## WHAT YOU HAVE TO DO
Each line of data below is to be returned exactly, leaving out any picture.

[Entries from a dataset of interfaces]
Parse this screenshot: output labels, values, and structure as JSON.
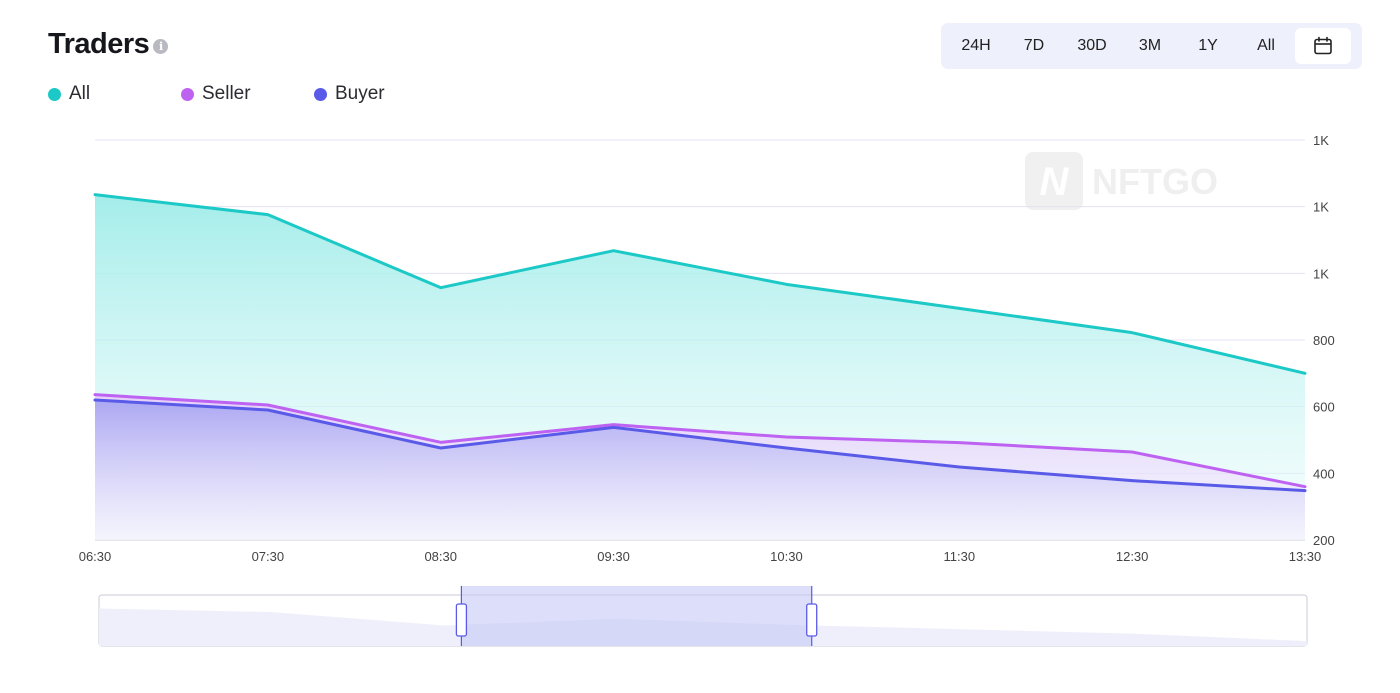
{
  "header": {
    "title": "Traders",
    "info_icon": "info-icon"
  },
  "legend": [
    {
      "label": "All",
      "color": "#1cc9c6"
    },
    {
      "label": "Seller",
      "color": "#be62f2"
    },
    {
      "label": "Buyer",
      "color": "#5a5ae8"
    }
  ],
  "time_range": {
    "options": [
      "24H",
      "7D",
      "30D",
      "3M",
      "1Y",
      "All"
    ],
    "calendar_icon": "calendar-icon"
  },
  "watermark": "NFTGO",
  "chart_data": {
    "type": "area",
    "x": [
      "06:30",
      "07:30",
      "08:30",
      "09:30",
      "10:30",
      "11:30",
      "12:30",
      "13:30"
    ],
    "y_tick_labels": [
      "200",
      "400",
      "600",
      "800",
      "1K",
      "1K",
      "1K"
    ],
    "ylim": [
      200,
      1400
    ],
    "y_ticks": [
      200,
      400,
      600,
      800,
      1000,
      1200,
      1400
    ],
    "grid": true,
    "legend_position": "top-left",
    "series": [
      {
        "name": "All",
        "color": "#1cc9c6",
        "values": [
          1236,
          1176,
          957,
          1068,
          967,
          895,
          822,
          700
        ]
      },
      {
        "name": "Seller",
        "color": "#be62f2",
        "values": [
          636,
          605,
          493,
          546,
          509,
          492,
          464,
          360
        ]
      },
      {
        "name": "Buyer",
        "color": "#5a5ae8",
        "values": [
          620,
          590,
          476,
          538,
          476,
          419,
          378,
          348
        ]
      }
    ],
    "navigator": {
      "selection_start_fraction": 0.3,
      "selection_end_fraction": 0.59
    }
  }
}
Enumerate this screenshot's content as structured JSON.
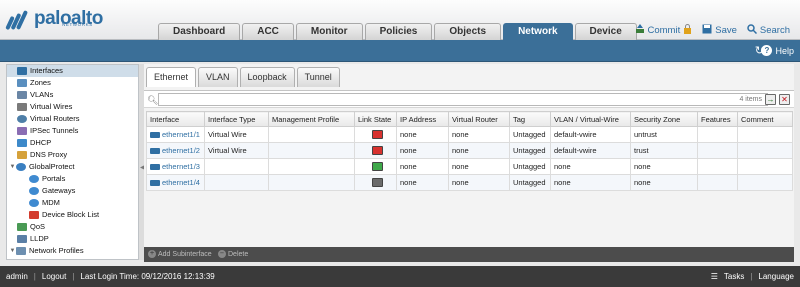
{
  "brand": {
    "name": "paloalto",
    "sub": "NETWORKS",
    "color": "#2f6fa3"
  },
  "main_tabs": [
    {
      "label": "Dashboard",
      "active": false
    },
    {
      "label": "ACC",
      "active": false
    },
    {
      "label": "Monitor",
      "active": false
    },
    {
      "label": "Policies",
      "active": false
    },
    {
      "label": "Objects",
      "active": false
    },
    {
      "label": "Network",
      "active": true
    },
    {
      "label": "Device",
      "active": false
    }
  ],
  "top_actions": {
    "commit": "Commit",
    "save": "Save",
    "search": "Search"
  },
  "help": "Help",
  "tree": [
    {
      "label": "Interfaces",
      "icon": "interfaces-icon",
      "indent": 0,
      "selected": true
    },
    {
      "label": "Zones",
      "icon": "zones-icon",
      "indent": 0
    },
    {
      "label": "VLANs",
      "icon": "vlans-icon",
      "indent": 0
    },
    {
      "label": "Virtual Wires",
      "icon": "virtual-wires-icon",
      "indent": 0
    },
    {
      "label": "Virtual Routers",
      "icon": "virtual-routers-icon",
      "indent": 0
    },
    {
      "label": "IPSec Tunnels",
      "icon": "ipsec-tunnels-icon",
      "indent": 0
    },
    {
      "label": "DHCP",
      "icon": "dhcp-icon",
      "indent": 0
    },
    {
      "label": "DNS Proxy",
      "icon": "dns-proxy-icon",
      "indent": 0
    },
    {
      "label": "GlobalProtect",
      "icon": "globalprotect-icon",
      "indent": 0,
      "expanded": true
    },
    {
      "label": "Portals",
      "icon": "portals-icon",
      "indent": 1
    },
    {
      "label": "Gateways",
      "icon": "gateways-icon",
      "indent": 1
    },
    {
      "label": "MDM",
      "icon": "mdm-icon",
      "indent": 1
    },
    {
      "label": "Device Block List",
      "icon": "device-block-list-icon",
      "indent": 1
    },
    {
      "label": "QoS",
      "icon": "qos-icon",
      "indent": 0
    },
    {
      "label": "LLDP",
      "icon": "lldp-icon",
      "indent": 0
    },
    {
      "label": "Network Profiles",
      "icon": "network-profiles-icon",
      "indent": 0,
      "expanded": true
    }
  ],
  "sub_tabs": [
    {
      "label": "Ethernet",
      "active": true
    },
    {
      "label": "VLAN",
      "active": false
    },
    {
      "label": "Loopback",
      "active": false
    },
    {
      "label": "Tunnel",
      "active": false
    }
  ],
  "filter": {
    "placeholder": "",
    "count": "4 items"
  },
  "table": {
    "columns": [
      "Interface",
      "Interface Type",
      "Management Profile",
      "Link State",
      "IP Address",
      "Virtual Router",
      "Tag",
      "VLAN / Virtual-Wire",
      "Security Zone",
      "Features",
      "Comment"
    ],
    "rows": [
      {
        "interface": "ethernet1/1",
        "type": "Virtual Wire",
        "mgmt": "",
        "link": "down",
        "ip": "none",
        "vr": "none",
        "tag": "Untagged",
        "vlan": "default-vwire",
        "zone": "untrust",
        "features": "",
        "comment": ""
      },
      {
        "interface": "ethernet1/2",
        "type": "Virtual Wire",
        "mgmt": "",
        "link": "down",
        "ip": "none",
        "vr": "none",
        "tag": "Untagged",
        "vlan": "default-vwire",
        "zone": "trust",
        "features": "",
        "comment": ""
      },
      {
        "interface": "ethernet1/3",
        "type": "",
        "mgmt": "",
        "link": "up",
        "ip": "none",
        "vr": "none",
        "tag": "Untagged",
        "vlan": "none",
        "zone": "none",
        "features": "",
        "comment": ""
      },
      {
        "interface": "ethernet1/4",
        "type": "",
        "mgmt": "",
        "link": "unknown",
        "ip": "none",
        "vr": "none",
        "tag": "Untagged",
        "vlan": "none",
        "zone": "none",
        "features": "",
        "comment": ""
      }
    ]
  },
  "link_colors": {
    "down": "#d8322f",
    "up": "#3fa84a",
    "unknown": "#6b6b6b"
  },
  "actions": {
    "add_subinterface": "Add Subinterface",
    "delete": "Delete"
  },
  "footer": {
    "user": "admin",
    "logout": "Logout",
    "last_login": "Last Login Time: 09/12/2016 12:13:39",
    "tasks": "Tasks",
    "language": "Language"
  }
}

## EXPECTED OUTPUT
Parse this screenshot: output labels, values, and structure as JSON.
{
  "header": {
    "title": "Traders",
    "info_icon": "info-icon"
  },
  "legend": [
    {
      "label": "All",
      "color": "#1cc9c6"
    },
    {
      "label": "Seller",
      "color": "#be62f2"
    },
    {
      "label": "Buyer",
      "color": "#5a5ae8"
    }
  ],
  "time_range": {
    "options": [
      "24H",
      "7D",
      "30D",
      "3M",
      "1Y",
      "All"
    ],
    "calendar_icon": "calendar-icon"
  },
  "watermark": "NFTGO",
  "chart_data": {
    "type": "area",
    "x": [
      "06:30",
      "07:30",
      "08:30",
      "09:30",
      "10:30",
      "11:30",
      "12:30",
      "13:30"
    ],
    "y_tick_labels": [
      "200",
      "400",
      "600",
      "800",
      "1K",
      "1K",
      "1K"
    ],
    "ylim": [
      200,
      1400
    ],
    "y_ticks": [
      200,
      400,
      600,
      800,
      1000,
      1200,
      1400
    ],
    "grid": true,
    "legend_position": "top-left",
    "series": [
      {
        "name": "All",
        "color": "#1cc9c6",
        "values": [
          1236,
          1176,
          957,
          1068,
          967,
          895,
          822,
          700
        ]
      },
      {
        "name": "Seller",
        "color": "#be62f2",
        "values": [
          636,
          605,
          493,
          546,
          509,
          492,
          464,
          360
        ]
      },
      {
        "name": "Buyer",
        "color": "#5a5ae8",
        "values": [
          620,
          590,
          476,
          538,
          476,
          419,
          378,
          348
        ]
      }
    ],
    "navigator": {
      "selection_start_fraction": 0.3,
      "selection_end_fraction": 0.59
    }
  }
}
Enumerate this screenshot's content as structured JSON.
{
  "brand": {
    "name": "paloalto",
    "sub": "NETWORKS",
    "color": "#2f6fa3"
  },
  "main_tabs": [
    {
      "label": "Dashboard",
      "active": false
    },
    {
      "label": "ACC",
      "active": false
    },
    {
      "label": "Monitor",
      "active": false
    },
    {
      "label": "Policies",
      "active": false
    },
    {
      "label": "Objects",
      "active": false
    },
    {
      "label": "Network",
      "active": true
    },
    {
      "label": "Device",
      "active": false
    }
  ],
  "top_actions": {
    "commit": "Commit",
    "save": "Save",
    "search": "Search"
  },
  "help": "Help",
  "tree": [
    {
      "label": "Interfaces",
      "icon": "interfaces-icon",
      "indent": 0,
      "selected": true
    },
    {
      "label": "Zones",
      "icon": "zones-icon",
      "indent": 0
    },
    {
      "label": "VLANs",
      "icon": "vlans-icon",
      "indent": 0
    },
    {
      "label": "Virtual Wires",
      "icon": "virtual-wires-icon",
      "indent": 0
    },
    {
      "label": "Virtual Routers",
      "icon": "virtual-routers-icon",
      "indent": 0
    },
    {
      "label": "IPSec Tunnels",
      "icon": "ipsec-tunnels-icon",
      "indent": 0
    },
    {
      "label": "DHCP",
      "icon": "dhcp-icon",
      "indent": 0
    },
    {
      "label": "DNS Proxy",
      "icon": "dns-proxy-icon",
      "indent": 0
    },
    {
      "label": "GlobalProtect",
      "icon": "globalprotect-icon",
      "indent": 0,
      "expanded": true
    },
    {
      "label": "Portals",
      "icon": "portals-icon",
      "indent": 1
    },
    {
      "label": "Gateways",
      "icon": "gateways-icon",
      "indent": 1
    },
    {
      "label": "MDM",
      "icon": "mdm-icon",
      "indent": 1
    },
    {
      "label": "Device Block List",
      "icon": "device-block-list-icon",
      "indent": 1
    },
    {
      "label": "QoS",
      "icon": "qos-icon",
      "indent": 0
    },
    {
      "label": "LLDP",
      "icon": "lldp-icon",
      "indent": 0
    },
    {
      "label": "Network Profiles",
      "icon": "network-profiles-icon",
      "indent": 0,
      "expanded": true
    }
  ],
  "sub_tabs": [
    {
      "label": "Ethernet",
      "active": true
    },
    {
      "label": "VLAN",
      "active": false
    },
    {
      "label": "Loopback",
      "active": false
    },
    {
      "label": "Tunnel",
      "active": false
    }
  ],
  "filter": {
    "placeholder": "",
    "count": "4 items"
  },
  "table": {
    "columns": [
      "Interface",
      "Interface Type",
      "Management Profile",
      "Link State",
      "IP Address",
      "Virtual Router",
      "Tag",
      "VLAN / Virtual-Wire",
      "Security Zone",
      "Features",
      "Comment"
    ],
    "rows": [
      {
        "interface": "ethernet1/1",
        "type": "Virtual Wire",
        "mgmt": "",
        "link": "down",
        "ip": "none",
        "vr": "none",
        "tag": "Untagged",
        "vlan": "default-vwire",
        "zone": "untrust",
        "features": "",
        "comment": ""
      },
      {
        "interface": "ethernet1/2",
        "type": "Virtual Wire",
        "mgmt": "",
        "link": "down",
        "ip": "none",
        "vr": "none",
        "tag": "Untagged",
        "vlan": "default-vwire",
        "zone": "trust",
        "features": "",
        "comment": ""
      },
      {
        "interface": "ethernet1/3",
        "type": "",
        "mgmt": "",
        "link": "up",
        "ip": "none",
        "vr": "none",
        "tag": "Untagged",
        "vlan": "none",
        "zone": "none",
        "features": "",
        "comment": ""
      },
      {
        "interface": "ethernet1/4",
        "type": "",
        "mgmt": "",
        "link": "unknown",
        "ip": "none",
        "vr": "none",
        "tag": "Untagged",
        "vlan": "none",
        "zone": "none",
        "features": "",
        "comment": ""
      }
    ]
  },
  "link_colors": {
    "down": "#d8322f",
    "up": "#3fa84a",
    "unknown": "#6b6b6b"
  },
  "actions": {
    "add_subinterface": "Add Subinterface",
    "delete": "Delete"
  },
  "footer": {
    "user": "admin",
    "logout": "Logout",
    "last_login": "Last Login Time: 09/12/2016 12:13:39",
    "tasks": "Tasks",
    "language": "Language"
  }
}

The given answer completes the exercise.